To gauge the size of a gemstone (visual appearance), it is always better to look at the physical measurements as opposed to the carat weight. Color stones tend to be cut deeper than diamonds and will therefore will almost always have a higher carat weight.
Click here for our stone size chart
Rubies which are unheated have only traditional process of cutting and polishing applied to them in order to improve the appearance or durability of the gem. Unheated rubies are rare, especially in larger sizes. Enhancements in rubies are used to improve or change its color.
Heat Treatment - This treatment uses high heat to induce a color change. It has been in the industry for a long time and is accepted industry wide as an acceptable PERMANENT treatment. In fact, this treatment is so common that in the trade if an individual asks for a ruby, it is understood they want a heated gemstone.
Composite - This treatment is done in conjunction with heat treatment to fracture fill the ruby with lead/glass. This treatment has allowed previously unsellable rubies fit for jewelry wear. Rubies with this treatment are not stable and must be disclosed.
Impact on Price

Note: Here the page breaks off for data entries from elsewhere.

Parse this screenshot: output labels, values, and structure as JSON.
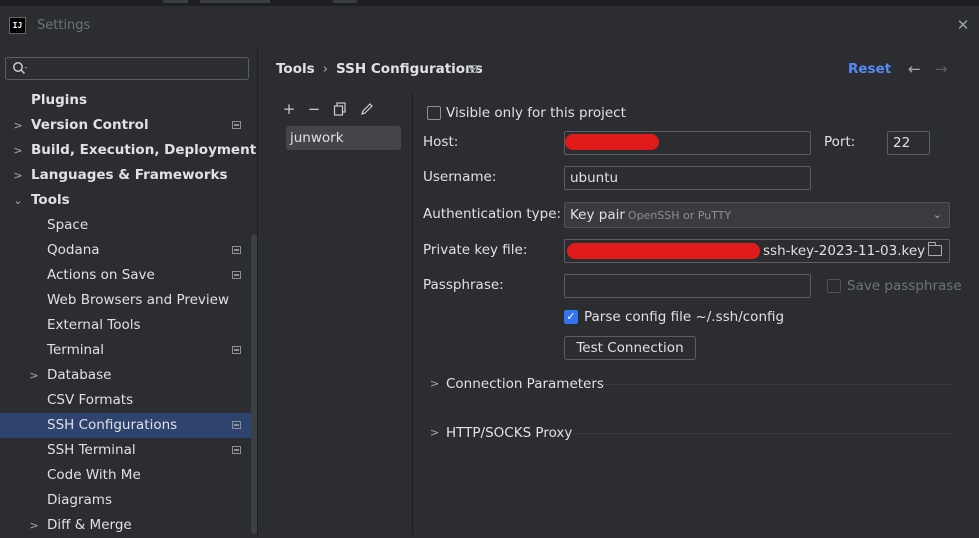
{
  "window": {
    "title": "Settings",
    "logo_text": "IJ"
  },
  "sidebar": {
    "search": {
      "placeholder": "",
      "value": ""
    },
    "items": [
      {
        "label": "Plugins",
        "bold": true,
        "arrow": "",
        "level": 0,
        "indicator": false,
        "selected": false
      },
      {
        "label": "Version Control",
        "bold": true,
        "arrow": ">",
        "level": 0,
        "indicator": true,
        "selected": false
      },
      {
        "label": "Build, Execution, Deployment",
        "bold": true,
        "arrow": ">",
        "level": 0,
        "indicator": false,
        "selected": false
      },
      {
        "label": "Languages & Frameworks",
        "bold": true,
        "arrow": ">",
        "level": 0,
        "indicator": false,
        "selected": false
      },
      {
        "label": "Tools",
        "bold": true,
        "arrow": "v",
        "level": 0,
        "indicator": false,
        "selected": false
      },
      {
        "label": "Space",
        "bold": false,
        "arrow": "",
        "level": 1,
        "indicator": false,
        "selected": false
      },
      {
        "label": "Qodana",
        "bold": false,
        "arrow": "",
        "level": 1,
        "indicator": true,
        "selected": false
      },
      {
        "label": "Actions on Save",
        "bold": false,
        "arrow": "",
        "level": 1,
        "indicator": true,
        "selected": false
      },
      {
        "label": "Web Browsers and Preview",
        "bold": false,
        "arrow": "",
        "level": 1,
        "indicator": false,
        "selected": false
      },
      {
        "label": "External Tools",
        "bold": false,
        "arrow": "",
        "level": 1,
        "indicator": false,
        "selected": false
      },
      {
        "label": "Terminal",
        "bold": false,
        "arrow": "",
        "level": 1,
        "indicator": true,
        "selected": false
      },
      {
        "label": "Database",
        "bold": false,
        "arrow": ">",
        "level": 1,
        "indicator": false,
        "selected": false
      },
      {
        "label": "CSV Formats",
        "bold": false,
        "arrow": "",
        "level": 1,
        "indicator": false,
        "selected": false
      },
      {
        "label": "SSH Configurations",
        "bold": false,
        "arrow": "",
        "level": 1,
        "indicator": true,
        "selected": true
      },
      {
        "label": "SSH Terminal",
        "bold": false,
        "arrow": "",
        "level": 1,
        "indicator": true,
        "selected": false
      },
      {
        "label": "Code With Me",
        "bold": false,
        "arrow": "",
        "level": 1,
        "indicator": false,
        "selected": false
      },
      {
        "label": "Diagrams",
        "bold": false,
        "arrow": "",
        "level": 1,
        "indicator": false,
        "selected": false
      },
      {
        "label": "Diff & Merge",
        "bold": false,
        "arrow": ">",
        "level": 1,
        "indicator": false,
        "selected": false
      }
    ]
  },
  "header": {
    "breadcrumb": [
      "Tools",
      "SSH Configurations"
    ],
    "separator": "›",
    "reset_label": "Reset",
    "back_icon": "arrow-left-icon",
    "forward_icon": "arrow-right-icon"
  },
  "list": {
    "toolbar": [
      "add-icon",
      "remove-icon",
      "copy-icon",
      "edit-icon"
    ],
    "items": [
      "junwork"
    ]
  },
  "form": {
    "visible_only_label": "Visible only for this project",
    "visible_only_checked": false,
    "host_label": "Host:",
    "host_value": "",
    "port_label": "Port:",
    "port_value": "22",
    "username_label": "Username:",
    "username_value": "ubuntu",
    "auth_type_label": "Authentication type:",
    "auth_type_value": "Key pair",
    "auth_type_hint": "OpenSSH or PuTTY",
    "private_key_label": "Private key file:",
    "private_key_value": "ssh-key-2023-11-03.key",
    "passphrase_label": "Passphrase:",
    "passphrase_value": "",
    "save_passphrase_label": "Save passphrase",
    "save_passphrase_checked": false,
    "parse_config_label": "Parse config file ~/.ssh/config",
    "parse_config_checked": true,
    "test_connection_label": "Test Connection",
    "sections": [
      "Connection Parameters",
      "HTTP/SOCKS Proxy"
    ]
  },
  "colors": {
    "background": "#2b2d30",
    "selection": "#2e436e",
    "accent": "#548af7",
    "checkbox_checked": "#3574f0",
    "redaction": "#e01b1b"
  }
}
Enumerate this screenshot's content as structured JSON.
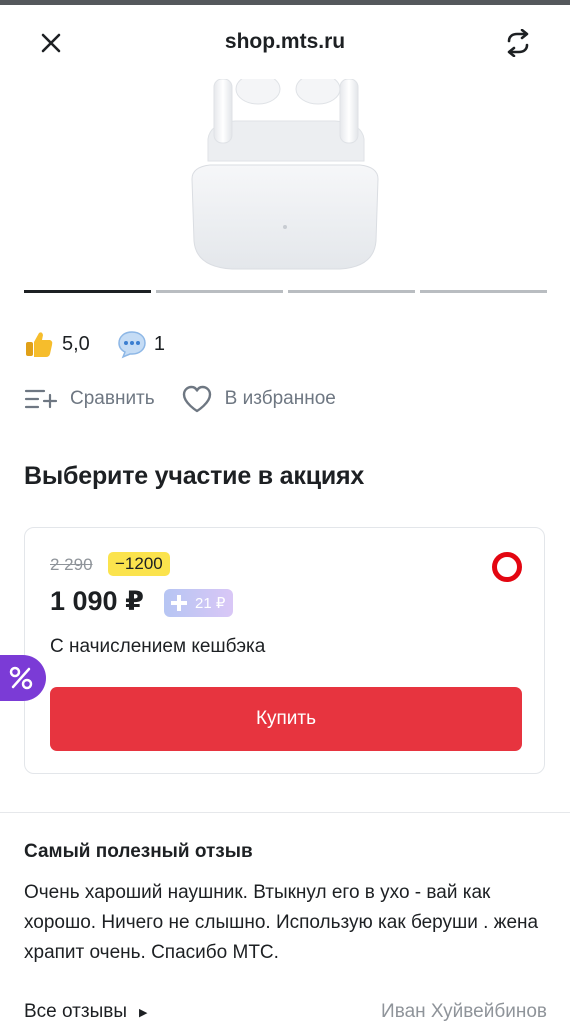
{
  "header": {
    "title": "shop.mts.ru",
    "close_icon": "close-icon",
    "refresh_icon": "refresh-icon"
  },
  "gallery": {
    "slides_total": 4,
    "active_slide_index": 0
  },
  "rating": {
    "score": "5,0",
    "comments_count": "1"
  },
  "actions": {
    "compare_label": "Сравнить",
    "favorite_label": "В избранное"
  },
  "promotions": {
    "title": "Выберите участие в акциях",
    "offer": {
      "old_price": "2 290",
      "discount": "−1200",
      "price": "1 090 ₽",
      "cashback": "21 ₽",
      "note": "С начислением кешбэка",
      "buy_label": "Купить",
      "selected": true
    }
  },
  "review": {
    "title": "Самый полезный отзыв",
    "text": "Очень хароший наушник. Втыкнул его в ухо - вай как хорошо. Ничего не слышно. Использую как беруши . жена храпит очень. Спасибо МТС.",
    "all_reviews_label": "Все отзывы",
    "author": "Иван Хуйвейбинов"
  },
  "colors": {
    "accent_red": "#E30611",
    "buy_button": "#E7343F",
    "discount_yellow": "#FBE34D",
    "promo_purple": "#7B3BD6",
    "text_primary": "#1D2023",
    "text_secondary": "#6E7782"
  }
}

Treatments that are not generally accepted in the trade such as lead/glass filling will have a material downward impact on its price. Untreated rubies trade at a 100-300% premium over similar quality heated rubies. The premium rises as the size and quality of the ruby increases. There are material increases when rubies reach 5ct+. Please note that there is lower premium for commercial quality untreated rubies.
What treatment is right for you?
The desired quality and allocated budget will determine what treatment is right for you. It is always best to purchase an untreated ruby where possible. Untreated rubies have much higher long term price appreciation than treated gemstones.
Rubies are mined in various locations around the world. All origins produce high and low quality gemstones. The origin of the ruby can have impact in its value, primarily in the higher quality. Low quality rubies will not receive a premium even though they are mined from a rare and prestigious origin. See below various origins rubies are mined from:
|| These are considered the highest quality rubies as they offer a true red color in the higher end.
|| These rubies tend to be orangish red but generally have excellent brilliance.
|| These rubies generally have a heavy purplish undertone. GemsNY doesn't carry thai rubies.
|| Such rubies tend to be a orangish and purplish red but generally have excellent brilliance.
|| Relatively new mine that that is currently producing high quality rubies in volume. Considered by most as the second best origin for rubies in prestige. They tend to have a purplish undertone.
Impact on Price
Burmese rubies will carry a premium over rubies from other origins. The premium grows as the quality and size/weight of a gemstone increases.
What origin is right for you?
For most customers origin should not factor into the decision making process. All origins produce low, medium and high quality gemstones. It is more important to find the quality of the gemstone you want than the origin. For investors, it is always better to purchase a high quality gemstone from a premium origin.